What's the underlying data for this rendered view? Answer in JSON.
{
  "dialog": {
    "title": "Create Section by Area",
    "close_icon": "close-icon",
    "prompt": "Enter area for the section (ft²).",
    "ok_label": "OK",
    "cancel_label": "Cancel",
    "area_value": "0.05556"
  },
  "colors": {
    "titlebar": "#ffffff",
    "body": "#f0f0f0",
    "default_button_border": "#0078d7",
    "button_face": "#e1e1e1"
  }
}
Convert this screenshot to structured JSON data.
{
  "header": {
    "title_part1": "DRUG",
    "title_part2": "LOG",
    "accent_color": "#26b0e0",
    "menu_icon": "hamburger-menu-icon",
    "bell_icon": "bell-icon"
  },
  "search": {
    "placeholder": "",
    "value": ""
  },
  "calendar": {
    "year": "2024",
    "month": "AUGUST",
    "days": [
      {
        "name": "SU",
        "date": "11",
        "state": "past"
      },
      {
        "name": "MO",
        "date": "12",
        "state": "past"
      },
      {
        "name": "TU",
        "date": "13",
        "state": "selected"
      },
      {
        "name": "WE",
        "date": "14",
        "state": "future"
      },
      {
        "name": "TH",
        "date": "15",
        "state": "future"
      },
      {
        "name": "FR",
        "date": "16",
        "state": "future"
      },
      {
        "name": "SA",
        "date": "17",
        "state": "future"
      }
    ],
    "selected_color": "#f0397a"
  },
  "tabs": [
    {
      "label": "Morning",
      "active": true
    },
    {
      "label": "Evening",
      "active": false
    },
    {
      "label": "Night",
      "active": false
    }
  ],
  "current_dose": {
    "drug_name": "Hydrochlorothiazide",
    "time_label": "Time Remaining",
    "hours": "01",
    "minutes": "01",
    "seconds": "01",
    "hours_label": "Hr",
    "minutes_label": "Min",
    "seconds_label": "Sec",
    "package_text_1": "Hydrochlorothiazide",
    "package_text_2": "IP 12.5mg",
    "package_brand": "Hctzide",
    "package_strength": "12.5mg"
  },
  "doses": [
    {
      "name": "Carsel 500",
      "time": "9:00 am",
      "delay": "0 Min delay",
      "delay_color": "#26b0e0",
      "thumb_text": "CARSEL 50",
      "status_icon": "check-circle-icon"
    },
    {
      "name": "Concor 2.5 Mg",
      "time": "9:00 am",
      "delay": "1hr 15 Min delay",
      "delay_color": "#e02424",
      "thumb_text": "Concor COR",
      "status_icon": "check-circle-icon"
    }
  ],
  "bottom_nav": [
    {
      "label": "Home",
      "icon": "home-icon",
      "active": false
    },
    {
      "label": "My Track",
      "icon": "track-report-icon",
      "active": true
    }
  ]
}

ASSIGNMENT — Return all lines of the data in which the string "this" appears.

WRITTEN RESPONSE —
What's the underlying data for this rendered view? Answer in JSON.
Convert this screenshot to structured JSON data.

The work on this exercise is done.